Amazon is one of a slew of tech companies backing Apple in a legal fight with the Justice Department, which wants Apple to help it bypass security features on an encrypted iPhone. But late last year, Amazon quietly backed away from offering the type of encryption at the heart of that dispute by tweaking the software that supports many of its own consumer devices.

Fire OS 5, the latest version of the operating system used on Amazon Fire mobile devices, no longer supports device-level encryption -- a digital protection that only allows a person who knows the password or PIN to unlock a device to access the information stored on it. (Disclosure, Amazon chief executive Jeff Bezos also owns The Washington Post.)

Some customers began noticing a problem when their devices couldn't be upgraded to Fire OS 5 without removing the encryption. "How can we keep using these devices if we can't actually secure the large amount of personal data that ends up on them?" one wrote in a post on an Amazon forum in January. The retailer's move gained more attention this week.

When asked about the change, an Amazon spokesperson said that the company had "removed some enterprise features" it found customers "weren't using" when it released Fire OS 5 last fall.

Unlike Apple, which has made device encryption the default in its latest mobile operating systems, users of Amazon's products had to decide to turn on the feature. A page still up on Amazon's website describes how users could set it up -- and why it could be important.

In theory, Amazon devices that run older versions of the software can still encrypt. But newer products, or devices that have been updated to Fire OS 5, lack the option to turn on a feature that could prevent law enforcement or thieves from easily accessing data stored locally.

That's sending Amazon in the opposite direction of Apple and Google, which is also pushing device-level encryption as the default in the latest standard version of Android.

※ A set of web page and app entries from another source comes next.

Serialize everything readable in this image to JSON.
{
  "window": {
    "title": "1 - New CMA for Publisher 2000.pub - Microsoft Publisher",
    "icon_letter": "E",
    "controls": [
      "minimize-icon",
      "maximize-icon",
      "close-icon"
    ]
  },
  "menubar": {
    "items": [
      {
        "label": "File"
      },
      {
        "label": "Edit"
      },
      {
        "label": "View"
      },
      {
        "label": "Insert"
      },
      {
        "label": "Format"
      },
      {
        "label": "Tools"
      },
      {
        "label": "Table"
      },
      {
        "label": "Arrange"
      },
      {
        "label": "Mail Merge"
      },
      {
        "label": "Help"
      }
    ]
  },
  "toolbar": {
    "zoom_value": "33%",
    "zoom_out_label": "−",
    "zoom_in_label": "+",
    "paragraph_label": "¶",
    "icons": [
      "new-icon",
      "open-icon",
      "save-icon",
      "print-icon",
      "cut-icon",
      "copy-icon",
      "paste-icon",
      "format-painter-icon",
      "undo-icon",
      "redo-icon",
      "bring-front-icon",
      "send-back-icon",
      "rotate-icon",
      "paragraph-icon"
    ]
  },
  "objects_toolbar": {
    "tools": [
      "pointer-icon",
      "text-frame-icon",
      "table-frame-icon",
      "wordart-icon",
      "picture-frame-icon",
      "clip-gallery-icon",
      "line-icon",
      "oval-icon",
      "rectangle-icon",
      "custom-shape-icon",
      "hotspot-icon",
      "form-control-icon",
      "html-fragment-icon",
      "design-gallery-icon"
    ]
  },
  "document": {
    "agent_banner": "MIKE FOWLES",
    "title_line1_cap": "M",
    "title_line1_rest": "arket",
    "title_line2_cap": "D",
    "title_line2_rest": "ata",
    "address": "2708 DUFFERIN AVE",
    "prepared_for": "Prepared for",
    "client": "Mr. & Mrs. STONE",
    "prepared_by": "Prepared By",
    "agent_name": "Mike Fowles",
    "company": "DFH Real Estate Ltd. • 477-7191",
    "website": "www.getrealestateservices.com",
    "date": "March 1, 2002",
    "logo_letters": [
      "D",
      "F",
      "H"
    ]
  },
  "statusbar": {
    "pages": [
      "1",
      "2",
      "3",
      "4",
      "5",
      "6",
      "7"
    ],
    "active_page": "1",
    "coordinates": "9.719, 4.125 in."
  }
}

Update: Late Friday, Amazon said it will "return the option for full disk encryption with a Fire OS update coming this spring.”